Big regional bands that seemed on the verge of widespread popularity like The Parrots, Cruise and of course, The Killer Whales each made their mark night after night while bouncing from venue to night club to outdoor gigs on decks—from Folly Beach to the legendary Bert’s on Sullivan’s Island. Two of my favorite spots were the Olde Side on the Front Beach, maybe to hear Ed Honeycutt (sigh, was anyone handsomer? Oh, that’s right—his brother), or spend an evening, two doors down, tapping a toe with Ricky Myatt, everybody’s favorite mailman at the bar, Malibu East.
While I made my way from my late teens to my early 20s, Mount Pleasant had very few spots featuring live music. Just a mere four decades later, I can barely recall where we would go to hear performances in Mount Pleasant (except for maybe Ronnie’s Cabana and to the Shem Creek Bar & Grille, occasionally). Then again, J. Michaels Roadhouse, Mupps–tucked off Coleman, and Whiskers, come to mind.
The music of our coming of age, perhaps more so than any other soundtrack we are exposed to, lasts in our memories. These days, it’s all about digital downloads on devices the size of a cigarette lighter.
I had an eight-track player in my first car (before MTV made its debut) and romancing was often conducted with mix tapes shared on cassette.

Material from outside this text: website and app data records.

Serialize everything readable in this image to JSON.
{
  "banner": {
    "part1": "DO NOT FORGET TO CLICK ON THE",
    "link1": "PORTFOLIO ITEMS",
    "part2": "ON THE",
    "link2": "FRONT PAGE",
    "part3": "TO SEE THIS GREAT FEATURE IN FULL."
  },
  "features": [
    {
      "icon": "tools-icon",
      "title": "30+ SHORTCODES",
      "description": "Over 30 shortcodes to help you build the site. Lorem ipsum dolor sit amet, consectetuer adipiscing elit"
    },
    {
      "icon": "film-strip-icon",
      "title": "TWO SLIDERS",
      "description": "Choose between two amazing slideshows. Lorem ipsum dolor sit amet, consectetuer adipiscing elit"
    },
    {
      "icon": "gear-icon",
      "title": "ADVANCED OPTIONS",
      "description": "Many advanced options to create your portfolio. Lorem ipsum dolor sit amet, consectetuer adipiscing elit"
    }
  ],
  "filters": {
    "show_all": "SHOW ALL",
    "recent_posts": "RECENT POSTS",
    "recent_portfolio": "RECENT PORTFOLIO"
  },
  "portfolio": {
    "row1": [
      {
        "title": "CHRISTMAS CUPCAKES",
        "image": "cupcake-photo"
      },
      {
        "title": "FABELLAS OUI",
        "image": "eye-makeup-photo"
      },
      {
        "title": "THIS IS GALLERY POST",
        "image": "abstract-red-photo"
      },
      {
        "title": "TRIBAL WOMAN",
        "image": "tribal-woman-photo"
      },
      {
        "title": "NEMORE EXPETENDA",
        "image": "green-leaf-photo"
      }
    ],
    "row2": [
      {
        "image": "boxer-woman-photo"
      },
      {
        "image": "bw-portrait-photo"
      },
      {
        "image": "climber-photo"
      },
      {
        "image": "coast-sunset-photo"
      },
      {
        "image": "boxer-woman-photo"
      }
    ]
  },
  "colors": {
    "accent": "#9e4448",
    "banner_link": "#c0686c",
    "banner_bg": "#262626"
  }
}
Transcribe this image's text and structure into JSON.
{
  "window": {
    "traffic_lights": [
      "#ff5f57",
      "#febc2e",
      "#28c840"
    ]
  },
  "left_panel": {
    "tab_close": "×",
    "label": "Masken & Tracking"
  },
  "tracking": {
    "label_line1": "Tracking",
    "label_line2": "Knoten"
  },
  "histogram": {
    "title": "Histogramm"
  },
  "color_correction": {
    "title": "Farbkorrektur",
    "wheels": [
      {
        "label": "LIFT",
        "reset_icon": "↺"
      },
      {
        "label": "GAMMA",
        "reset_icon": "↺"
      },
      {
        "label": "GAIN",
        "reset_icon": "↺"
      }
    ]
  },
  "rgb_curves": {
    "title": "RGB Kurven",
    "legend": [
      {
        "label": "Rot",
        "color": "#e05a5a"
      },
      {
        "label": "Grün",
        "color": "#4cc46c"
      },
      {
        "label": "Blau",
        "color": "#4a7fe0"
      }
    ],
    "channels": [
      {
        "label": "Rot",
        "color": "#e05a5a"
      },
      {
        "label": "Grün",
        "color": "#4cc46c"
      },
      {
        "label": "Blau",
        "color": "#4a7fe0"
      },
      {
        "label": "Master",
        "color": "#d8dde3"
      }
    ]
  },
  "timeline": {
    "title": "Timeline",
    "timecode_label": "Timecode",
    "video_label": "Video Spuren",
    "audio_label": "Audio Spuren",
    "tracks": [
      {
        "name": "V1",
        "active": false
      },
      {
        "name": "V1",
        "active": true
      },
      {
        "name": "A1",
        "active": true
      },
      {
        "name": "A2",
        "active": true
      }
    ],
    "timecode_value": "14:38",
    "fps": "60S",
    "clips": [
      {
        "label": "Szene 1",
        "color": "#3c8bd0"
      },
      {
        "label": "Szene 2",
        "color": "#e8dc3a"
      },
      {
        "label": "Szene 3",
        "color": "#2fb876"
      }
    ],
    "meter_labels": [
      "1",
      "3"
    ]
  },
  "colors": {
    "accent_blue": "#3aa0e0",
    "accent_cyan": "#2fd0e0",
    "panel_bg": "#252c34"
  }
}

I would tease a friend relentlessly for having an overabundance of Captain & Tennille or too much sappy Loggins & Messina.
On the radio, Eddie Salen, Alicia Mendicino, Booby Nash, Rick Tracy and Madeline, the Disco Queen of the night would be playing new sounds like Funkytown by Lipps Inc., the number one smash that summer. Chart toppers like Blondie, Paul McCartney & Wings, Linda Ronstadt and Boz Skaggs were among the top 40, and The Cars was finding its way onto the airwaves.
Billy Joel seemingly reflected the acceptance of these new genres with his mainstream hit, “It’s Still Rock ‘n Roll to Me.” And it still is. I love rock ‘n roll with a local flavor, remembering David Fuller on vocals backed by The East Coast Party Band at yet another friend’s wedding at The Sand Dunes Club.
Maybe I’ll just put another dime in the jukebox, baby. And remember. . . don’t just live ~ create a life, baby.